NEW YORK (GenomeWeb) – 23andMe and Celmatix announced today that they're teaming up to launch a new fertility research community. The goal of this initiative is to collect genetic data from women who are trying to conceive or have recently conceived and track their health, environment, lifestyle, and diet to determine how each factor relates to fertility outcome metrics.
This initiative follows the companies' announcement last year that they had agreed to collaborate on identifying, validating, and developing biomarkers to diagnose and treat infertility.
"This ambitious initiative will bring us closer to enabling any woman, who may want to have a child one day, better understand how decisions about lifestyle, diet, and when to start building a family may impact her ability to have as many children as she wants given her underlying genetics," Celmatix Founder and CEO Piraye Yurttas Beim said in a statement.
"Ultimately, this study has the capability to positively impact our understanding of fertility by leveraging big data, helping women understand their unique fertility, and empowering potential parents to make informed choices," added Emily Drabant Conley, 23andMe's vice president of business development.
23andMe will provide study participants with its Personal Genome Service at no cost. The collected dataset will contribute to Celmatix's larger research efforts to identify and understand factors that contribute to lifelong reproductive potential in diverse populations.
"The studies we have available right now to counsel women on their reproductive potential don’t include genetic-level insight and are generally smaller and less detailed than studies in other areas of health," said Jorge Chavarro, professor at the Harvard T.H. Chan School of Public Health and a scientific advisor for the study. "Not only does this work have the potential to drive the next generation of personalized medicine products to impact clinical management, but it will also likely result in significant contributions to our fundamental understanding of the science of fertility."

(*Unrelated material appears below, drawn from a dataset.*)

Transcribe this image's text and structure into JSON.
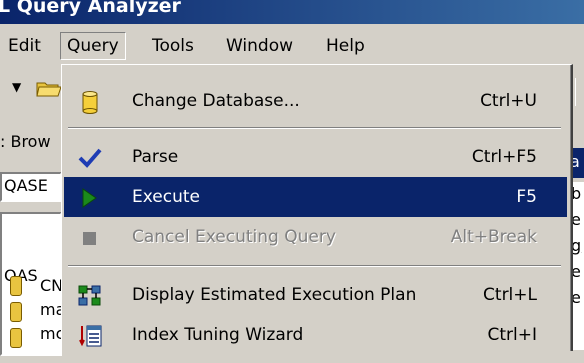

The initiative is recruiting 4,500 women, aged 18 to 45. The women can participate from home by consenting to provide a saliva DNA sample, answering online surveys every two months, and agreeing to share their de-identified data with researchers.